Egypt’s SUMED pipeline was designed to pump 2.5 million barrels a day (mbd) of Gulf crude oil from Ain Sukhna terminal on the Red Sea to the Mediterranean port of Sidi Kerir, near Alexandria thus allowing very large crude carriers (VLCCs) that would otherwise sit too deep in the water – to continue to use the Suez Canal.
There is an oil storage capacity for 20 million barrels at either end of the SUMED. VLCCs could either discharge their cargo at the Ain Sukhna terminal then return to the Gulf for their next consignment or they can unload part of it and then sail through the waterway before reloading at Sidi Kerir. The vast majority of crude entering the pipeline comes from Saudi Arabia.
Egypt completed in 2015 a major expansion of the Canal allowing two-way traffic along most of the strategic waterway. This helps reduce waiting times and increase the number of ships able to transit the Canal.

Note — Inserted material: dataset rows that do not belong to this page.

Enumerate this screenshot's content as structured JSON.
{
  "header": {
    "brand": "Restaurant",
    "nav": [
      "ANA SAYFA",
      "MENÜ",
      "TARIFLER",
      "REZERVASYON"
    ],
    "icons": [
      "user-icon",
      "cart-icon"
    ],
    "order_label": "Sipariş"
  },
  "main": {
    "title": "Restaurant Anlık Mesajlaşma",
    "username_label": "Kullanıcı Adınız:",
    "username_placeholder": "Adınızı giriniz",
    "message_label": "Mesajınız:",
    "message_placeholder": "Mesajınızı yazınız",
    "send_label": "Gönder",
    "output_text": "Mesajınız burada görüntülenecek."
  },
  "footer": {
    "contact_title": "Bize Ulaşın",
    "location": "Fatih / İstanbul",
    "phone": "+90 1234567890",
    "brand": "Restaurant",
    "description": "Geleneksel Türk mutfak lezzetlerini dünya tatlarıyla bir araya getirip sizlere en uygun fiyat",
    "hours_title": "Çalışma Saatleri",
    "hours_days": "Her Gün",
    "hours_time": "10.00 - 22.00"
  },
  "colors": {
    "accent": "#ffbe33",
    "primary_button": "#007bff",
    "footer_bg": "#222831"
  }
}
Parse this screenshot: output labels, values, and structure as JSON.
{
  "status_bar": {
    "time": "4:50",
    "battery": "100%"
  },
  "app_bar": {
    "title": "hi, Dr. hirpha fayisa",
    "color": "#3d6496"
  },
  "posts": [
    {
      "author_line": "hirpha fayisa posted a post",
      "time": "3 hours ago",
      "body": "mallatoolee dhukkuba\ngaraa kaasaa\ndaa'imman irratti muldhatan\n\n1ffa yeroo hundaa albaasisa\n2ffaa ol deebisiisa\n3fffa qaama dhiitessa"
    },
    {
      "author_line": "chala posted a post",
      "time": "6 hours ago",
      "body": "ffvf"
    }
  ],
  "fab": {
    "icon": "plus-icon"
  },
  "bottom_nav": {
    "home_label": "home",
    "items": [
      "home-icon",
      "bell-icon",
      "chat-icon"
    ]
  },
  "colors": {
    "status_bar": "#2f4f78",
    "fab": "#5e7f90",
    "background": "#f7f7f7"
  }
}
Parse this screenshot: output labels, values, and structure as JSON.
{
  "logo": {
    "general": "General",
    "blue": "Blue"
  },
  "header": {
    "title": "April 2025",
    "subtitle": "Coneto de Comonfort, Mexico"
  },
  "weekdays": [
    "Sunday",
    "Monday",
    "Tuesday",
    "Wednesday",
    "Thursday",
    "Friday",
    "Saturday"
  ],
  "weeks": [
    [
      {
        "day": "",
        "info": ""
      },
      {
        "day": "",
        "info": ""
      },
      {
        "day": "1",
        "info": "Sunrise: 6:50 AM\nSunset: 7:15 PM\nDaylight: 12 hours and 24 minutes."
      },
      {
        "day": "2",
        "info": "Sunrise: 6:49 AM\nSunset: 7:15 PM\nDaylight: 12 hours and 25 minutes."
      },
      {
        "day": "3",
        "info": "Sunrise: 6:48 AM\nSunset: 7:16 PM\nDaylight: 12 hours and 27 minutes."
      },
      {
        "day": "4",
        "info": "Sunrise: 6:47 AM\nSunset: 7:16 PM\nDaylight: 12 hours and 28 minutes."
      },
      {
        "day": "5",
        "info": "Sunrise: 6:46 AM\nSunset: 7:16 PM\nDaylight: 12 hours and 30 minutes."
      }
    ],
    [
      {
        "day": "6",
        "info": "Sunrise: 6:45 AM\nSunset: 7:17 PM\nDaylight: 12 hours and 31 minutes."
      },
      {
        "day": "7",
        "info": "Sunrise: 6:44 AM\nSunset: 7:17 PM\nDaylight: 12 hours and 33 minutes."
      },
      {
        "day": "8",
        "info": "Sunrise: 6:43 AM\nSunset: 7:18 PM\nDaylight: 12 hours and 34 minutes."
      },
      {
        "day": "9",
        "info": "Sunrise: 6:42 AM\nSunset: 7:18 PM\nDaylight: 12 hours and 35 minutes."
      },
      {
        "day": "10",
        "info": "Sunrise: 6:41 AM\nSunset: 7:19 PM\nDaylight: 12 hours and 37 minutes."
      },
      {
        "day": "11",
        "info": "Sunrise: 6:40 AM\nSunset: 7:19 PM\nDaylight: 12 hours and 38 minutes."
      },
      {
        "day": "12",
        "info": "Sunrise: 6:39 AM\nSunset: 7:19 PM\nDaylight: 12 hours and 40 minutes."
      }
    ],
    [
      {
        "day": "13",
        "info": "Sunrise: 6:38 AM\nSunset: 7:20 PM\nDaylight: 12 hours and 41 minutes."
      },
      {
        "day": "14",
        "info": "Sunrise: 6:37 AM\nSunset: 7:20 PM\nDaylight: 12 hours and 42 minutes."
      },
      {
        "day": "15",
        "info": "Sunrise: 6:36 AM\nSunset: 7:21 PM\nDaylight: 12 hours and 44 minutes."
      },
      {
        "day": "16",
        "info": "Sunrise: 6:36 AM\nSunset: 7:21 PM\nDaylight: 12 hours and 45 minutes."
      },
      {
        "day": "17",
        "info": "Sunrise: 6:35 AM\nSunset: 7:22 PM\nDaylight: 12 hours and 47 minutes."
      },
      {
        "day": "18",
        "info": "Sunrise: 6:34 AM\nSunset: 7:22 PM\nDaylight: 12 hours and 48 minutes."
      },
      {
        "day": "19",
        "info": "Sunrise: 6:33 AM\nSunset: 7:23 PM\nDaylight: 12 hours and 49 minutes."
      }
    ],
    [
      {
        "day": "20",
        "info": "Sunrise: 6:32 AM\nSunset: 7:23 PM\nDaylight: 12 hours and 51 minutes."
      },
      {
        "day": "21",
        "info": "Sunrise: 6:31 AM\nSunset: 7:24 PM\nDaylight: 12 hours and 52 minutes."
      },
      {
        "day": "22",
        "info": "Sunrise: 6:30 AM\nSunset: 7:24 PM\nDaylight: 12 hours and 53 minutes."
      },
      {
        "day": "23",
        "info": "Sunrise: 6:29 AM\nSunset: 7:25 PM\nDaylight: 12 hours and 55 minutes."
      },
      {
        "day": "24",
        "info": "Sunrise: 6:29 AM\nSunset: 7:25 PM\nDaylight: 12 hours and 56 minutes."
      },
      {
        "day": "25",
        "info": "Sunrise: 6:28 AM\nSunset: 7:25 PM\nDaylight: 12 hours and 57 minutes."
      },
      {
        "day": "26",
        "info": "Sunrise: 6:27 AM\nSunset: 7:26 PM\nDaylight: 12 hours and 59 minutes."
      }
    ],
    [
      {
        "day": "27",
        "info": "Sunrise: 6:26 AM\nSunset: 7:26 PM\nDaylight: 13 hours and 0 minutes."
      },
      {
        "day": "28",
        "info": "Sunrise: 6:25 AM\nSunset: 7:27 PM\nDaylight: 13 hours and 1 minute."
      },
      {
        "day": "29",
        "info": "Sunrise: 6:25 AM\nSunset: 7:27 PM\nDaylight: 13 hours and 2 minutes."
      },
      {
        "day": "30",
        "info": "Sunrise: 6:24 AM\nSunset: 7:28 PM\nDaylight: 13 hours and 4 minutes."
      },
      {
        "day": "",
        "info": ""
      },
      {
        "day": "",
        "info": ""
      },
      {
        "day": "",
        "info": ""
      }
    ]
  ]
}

As a result, Egypt’s revenue from the Canal is projected to almost triple from $5.5 bn now to $14.0 bn by 2023. Construction included digging a 35km parallel waterway and deepening another 37km of the existing canal to allow the passage of even bigger VLCCs.
On balance, the EAP doesn’t provide any advantages whatsoever over the SUMED pipeline in terms of cost of shipping, capacity, security or time.
Dr Mamdouh G Salameh
International Oil Economist
Visiting Professor of Energy Economics at ESCP Europe Business School, London